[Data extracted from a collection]
>>>>>
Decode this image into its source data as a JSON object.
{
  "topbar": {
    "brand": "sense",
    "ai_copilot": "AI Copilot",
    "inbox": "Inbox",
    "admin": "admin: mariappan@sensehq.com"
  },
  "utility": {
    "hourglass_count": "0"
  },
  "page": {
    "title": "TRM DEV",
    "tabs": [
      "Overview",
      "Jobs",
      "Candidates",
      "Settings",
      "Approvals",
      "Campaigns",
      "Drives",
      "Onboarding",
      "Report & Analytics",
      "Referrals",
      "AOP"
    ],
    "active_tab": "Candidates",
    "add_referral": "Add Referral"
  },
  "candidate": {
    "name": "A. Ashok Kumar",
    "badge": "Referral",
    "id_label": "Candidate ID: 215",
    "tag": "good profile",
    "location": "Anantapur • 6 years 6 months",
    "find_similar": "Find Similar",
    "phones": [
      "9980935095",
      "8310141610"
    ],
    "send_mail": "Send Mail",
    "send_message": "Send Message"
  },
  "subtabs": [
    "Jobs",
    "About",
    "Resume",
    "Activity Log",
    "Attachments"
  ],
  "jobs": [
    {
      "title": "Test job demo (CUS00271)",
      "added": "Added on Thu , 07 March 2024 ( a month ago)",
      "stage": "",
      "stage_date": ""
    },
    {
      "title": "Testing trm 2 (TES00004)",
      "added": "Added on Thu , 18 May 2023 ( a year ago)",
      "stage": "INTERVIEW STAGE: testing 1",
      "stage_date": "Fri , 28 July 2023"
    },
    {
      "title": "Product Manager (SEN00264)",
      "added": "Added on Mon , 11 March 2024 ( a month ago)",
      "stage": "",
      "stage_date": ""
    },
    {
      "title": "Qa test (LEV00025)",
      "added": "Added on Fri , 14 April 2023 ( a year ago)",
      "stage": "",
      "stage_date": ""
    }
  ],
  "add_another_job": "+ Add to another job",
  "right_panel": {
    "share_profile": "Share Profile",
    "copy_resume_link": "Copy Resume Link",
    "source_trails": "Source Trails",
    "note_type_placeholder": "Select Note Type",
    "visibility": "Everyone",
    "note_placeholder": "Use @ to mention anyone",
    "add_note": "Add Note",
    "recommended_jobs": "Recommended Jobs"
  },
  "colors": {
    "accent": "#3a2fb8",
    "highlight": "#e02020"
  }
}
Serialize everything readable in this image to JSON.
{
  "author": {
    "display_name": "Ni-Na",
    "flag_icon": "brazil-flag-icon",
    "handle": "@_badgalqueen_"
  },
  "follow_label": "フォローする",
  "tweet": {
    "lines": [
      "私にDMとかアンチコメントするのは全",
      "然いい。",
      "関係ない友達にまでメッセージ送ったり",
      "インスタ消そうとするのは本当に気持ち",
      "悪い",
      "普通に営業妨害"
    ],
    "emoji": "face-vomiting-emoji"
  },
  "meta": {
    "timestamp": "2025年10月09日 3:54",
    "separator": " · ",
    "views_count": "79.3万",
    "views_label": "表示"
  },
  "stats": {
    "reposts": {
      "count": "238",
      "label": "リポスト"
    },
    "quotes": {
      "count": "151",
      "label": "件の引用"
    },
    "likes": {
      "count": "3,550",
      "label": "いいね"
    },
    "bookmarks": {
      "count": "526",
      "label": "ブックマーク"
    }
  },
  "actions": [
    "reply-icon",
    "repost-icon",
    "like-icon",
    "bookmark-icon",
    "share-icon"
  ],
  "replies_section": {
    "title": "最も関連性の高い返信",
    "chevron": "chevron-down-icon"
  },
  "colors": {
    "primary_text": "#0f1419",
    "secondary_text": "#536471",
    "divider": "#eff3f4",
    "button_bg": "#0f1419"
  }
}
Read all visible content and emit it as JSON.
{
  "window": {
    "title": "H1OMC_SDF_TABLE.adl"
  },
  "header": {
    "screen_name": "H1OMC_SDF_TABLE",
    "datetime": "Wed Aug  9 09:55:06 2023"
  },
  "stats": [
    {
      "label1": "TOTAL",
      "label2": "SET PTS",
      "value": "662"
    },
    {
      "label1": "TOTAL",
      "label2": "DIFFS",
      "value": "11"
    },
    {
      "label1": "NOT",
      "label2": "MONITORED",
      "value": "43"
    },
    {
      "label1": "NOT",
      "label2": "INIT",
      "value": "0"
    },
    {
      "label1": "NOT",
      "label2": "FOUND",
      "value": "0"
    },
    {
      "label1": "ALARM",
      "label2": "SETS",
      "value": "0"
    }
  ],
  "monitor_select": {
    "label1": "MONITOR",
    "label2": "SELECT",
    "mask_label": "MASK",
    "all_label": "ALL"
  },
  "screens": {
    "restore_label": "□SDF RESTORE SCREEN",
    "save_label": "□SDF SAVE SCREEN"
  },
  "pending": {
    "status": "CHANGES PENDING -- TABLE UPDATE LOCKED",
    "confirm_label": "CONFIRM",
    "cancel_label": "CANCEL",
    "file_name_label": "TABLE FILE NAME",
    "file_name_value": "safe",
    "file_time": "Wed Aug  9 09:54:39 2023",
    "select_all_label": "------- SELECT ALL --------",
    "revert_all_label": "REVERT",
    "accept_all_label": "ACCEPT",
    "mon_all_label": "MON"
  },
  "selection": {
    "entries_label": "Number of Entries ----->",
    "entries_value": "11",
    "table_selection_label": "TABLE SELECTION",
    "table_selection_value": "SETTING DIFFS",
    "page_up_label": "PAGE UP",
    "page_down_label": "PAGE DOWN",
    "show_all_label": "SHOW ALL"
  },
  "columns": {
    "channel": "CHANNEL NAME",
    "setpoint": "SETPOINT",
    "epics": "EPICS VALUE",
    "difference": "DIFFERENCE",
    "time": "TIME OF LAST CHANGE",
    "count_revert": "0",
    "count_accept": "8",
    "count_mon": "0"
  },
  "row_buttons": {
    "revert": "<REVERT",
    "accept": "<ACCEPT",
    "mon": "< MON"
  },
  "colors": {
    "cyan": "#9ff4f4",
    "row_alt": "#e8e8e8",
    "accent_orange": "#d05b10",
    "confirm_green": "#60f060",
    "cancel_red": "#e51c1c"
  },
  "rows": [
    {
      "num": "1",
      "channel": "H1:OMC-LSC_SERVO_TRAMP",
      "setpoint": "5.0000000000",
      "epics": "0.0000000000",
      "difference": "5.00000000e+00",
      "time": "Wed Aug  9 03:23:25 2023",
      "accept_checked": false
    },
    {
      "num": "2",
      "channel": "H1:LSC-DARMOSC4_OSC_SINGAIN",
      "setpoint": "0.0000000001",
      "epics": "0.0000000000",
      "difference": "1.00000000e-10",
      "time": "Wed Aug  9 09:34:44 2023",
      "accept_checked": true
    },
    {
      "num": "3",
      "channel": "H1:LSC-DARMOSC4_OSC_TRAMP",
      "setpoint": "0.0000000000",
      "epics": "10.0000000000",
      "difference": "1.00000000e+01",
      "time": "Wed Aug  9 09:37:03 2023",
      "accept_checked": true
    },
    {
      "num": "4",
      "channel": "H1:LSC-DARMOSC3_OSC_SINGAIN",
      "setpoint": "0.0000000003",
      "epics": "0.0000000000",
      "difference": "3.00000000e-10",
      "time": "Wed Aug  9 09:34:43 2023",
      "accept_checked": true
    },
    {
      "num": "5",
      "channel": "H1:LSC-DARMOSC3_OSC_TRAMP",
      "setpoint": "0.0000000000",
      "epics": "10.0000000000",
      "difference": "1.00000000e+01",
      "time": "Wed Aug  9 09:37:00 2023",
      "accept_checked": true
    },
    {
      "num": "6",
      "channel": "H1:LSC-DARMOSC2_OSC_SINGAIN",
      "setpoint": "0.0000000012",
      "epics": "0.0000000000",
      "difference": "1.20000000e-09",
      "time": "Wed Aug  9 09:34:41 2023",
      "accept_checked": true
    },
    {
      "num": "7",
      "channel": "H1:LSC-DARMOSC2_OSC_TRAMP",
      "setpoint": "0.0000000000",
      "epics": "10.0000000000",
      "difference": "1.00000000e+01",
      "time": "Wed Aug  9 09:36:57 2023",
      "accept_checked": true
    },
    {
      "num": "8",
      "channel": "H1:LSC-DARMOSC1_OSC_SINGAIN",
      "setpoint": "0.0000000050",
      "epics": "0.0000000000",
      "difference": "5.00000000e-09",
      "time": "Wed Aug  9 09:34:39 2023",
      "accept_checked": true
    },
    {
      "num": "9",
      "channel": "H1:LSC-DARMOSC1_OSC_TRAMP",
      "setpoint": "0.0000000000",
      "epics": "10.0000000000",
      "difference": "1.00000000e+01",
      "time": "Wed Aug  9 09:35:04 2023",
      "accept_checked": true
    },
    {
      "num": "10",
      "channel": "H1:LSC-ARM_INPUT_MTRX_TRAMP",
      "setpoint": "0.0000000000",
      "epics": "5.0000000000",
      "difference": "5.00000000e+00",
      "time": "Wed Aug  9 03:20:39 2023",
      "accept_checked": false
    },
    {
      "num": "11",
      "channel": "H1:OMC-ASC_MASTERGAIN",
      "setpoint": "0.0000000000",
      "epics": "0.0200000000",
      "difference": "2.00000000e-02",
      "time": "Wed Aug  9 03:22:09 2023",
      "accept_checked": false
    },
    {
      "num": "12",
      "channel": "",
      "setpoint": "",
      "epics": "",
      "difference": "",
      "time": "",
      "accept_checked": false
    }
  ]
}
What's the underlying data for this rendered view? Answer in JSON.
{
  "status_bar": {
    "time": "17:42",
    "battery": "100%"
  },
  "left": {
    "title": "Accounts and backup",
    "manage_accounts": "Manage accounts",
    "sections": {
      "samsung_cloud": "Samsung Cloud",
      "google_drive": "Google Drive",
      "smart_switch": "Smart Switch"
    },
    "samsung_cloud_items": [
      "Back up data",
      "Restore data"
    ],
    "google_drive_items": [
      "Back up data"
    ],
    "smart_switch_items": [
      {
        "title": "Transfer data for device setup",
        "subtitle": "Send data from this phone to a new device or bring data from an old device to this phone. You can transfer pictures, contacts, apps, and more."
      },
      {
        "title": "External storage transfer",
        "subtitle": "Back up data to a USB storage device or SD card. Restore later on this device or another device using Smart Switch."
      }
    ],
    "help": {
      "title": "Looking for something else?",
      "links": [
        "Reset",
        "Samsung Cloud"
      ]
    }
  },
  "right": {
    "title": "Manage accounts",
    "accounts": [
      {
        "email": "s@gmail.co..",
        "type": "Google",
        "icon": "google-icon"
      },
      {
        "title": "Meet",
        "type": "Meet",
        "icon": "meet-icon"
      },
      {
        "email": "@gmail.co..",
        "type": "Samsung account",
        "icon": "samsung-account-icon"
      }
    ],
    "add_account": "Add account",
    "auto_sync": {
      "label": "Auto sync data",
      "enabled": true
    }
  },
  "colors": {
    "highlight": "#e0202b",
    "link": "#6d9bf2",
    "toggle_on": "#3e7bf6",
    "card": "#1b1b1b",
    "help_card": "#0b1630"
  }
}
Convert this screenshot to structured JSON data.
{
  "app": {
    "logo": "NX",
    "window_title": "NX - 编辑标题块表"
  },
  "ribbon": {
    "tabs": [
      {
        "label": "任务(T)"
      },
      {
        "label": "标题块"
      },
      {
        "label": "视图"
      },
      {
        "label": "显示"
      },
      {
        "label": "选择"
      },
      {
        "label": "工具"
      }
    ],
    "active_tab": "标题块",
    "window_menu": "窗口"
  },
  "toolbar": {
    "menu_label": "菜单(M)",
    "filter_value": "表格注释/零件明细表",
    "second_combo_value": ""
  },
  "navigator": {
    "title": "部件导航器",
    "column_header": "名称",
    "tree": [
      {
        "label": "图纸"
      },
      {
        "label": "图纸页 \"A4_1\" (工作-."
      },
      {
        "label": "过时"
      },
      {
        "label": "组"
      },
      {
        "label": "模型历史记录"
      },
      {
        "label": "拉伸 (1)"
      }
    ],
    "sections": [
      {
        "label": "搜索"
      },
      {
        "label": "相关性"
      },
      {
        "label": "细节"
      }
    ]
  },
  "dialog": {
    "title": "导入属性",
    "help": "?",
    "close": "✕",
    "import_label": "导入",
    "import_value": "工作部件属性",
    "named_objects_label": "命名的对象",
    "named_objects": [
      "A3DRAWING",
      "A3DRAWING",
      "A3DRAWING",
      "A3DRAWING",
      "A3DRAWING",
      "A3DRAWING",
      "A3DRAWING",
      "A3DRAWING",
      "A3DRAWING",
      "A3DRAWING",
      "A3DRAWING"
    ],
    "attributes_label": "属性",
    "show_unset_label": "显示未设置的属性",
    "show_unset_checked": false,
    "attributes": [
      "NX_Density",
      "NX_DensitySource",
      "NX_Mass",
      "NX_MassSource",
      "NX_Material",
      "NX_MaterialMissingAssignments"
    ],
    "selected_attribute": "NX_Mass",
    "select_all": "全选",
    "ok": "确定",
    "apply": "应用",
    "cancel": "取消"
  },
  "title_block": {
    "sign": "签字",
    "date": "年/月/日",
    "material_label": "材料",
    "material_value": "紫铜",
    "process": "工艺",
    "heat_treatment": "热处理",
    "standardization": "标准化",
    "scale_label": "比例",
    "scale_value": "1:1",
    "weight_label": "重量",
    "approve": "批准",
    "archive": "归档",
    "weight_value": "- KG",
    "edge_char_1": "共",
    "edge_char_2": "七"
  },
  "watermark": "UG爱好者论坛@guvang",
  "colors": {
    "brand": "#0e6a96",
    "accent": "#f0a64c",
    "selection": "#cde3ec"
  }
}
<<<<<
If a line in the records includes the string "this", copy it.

- _Exercise solution_:
Decode this image into its source data as a JSON object.
Serialize everything readable in this image to JSON.
What's the underlying data for this rendered view? Answer in JSON.
        "subtitle": "Send data from this phone to a new device or bring data from an old device to this phone. You can transfer pictures, contacts, apps, and more."
        "subtitle": "Back up data to a USB storage device or SD card. Restore later on this device or another device using Smart Switch."
Convert this screenshot to structured JSON data.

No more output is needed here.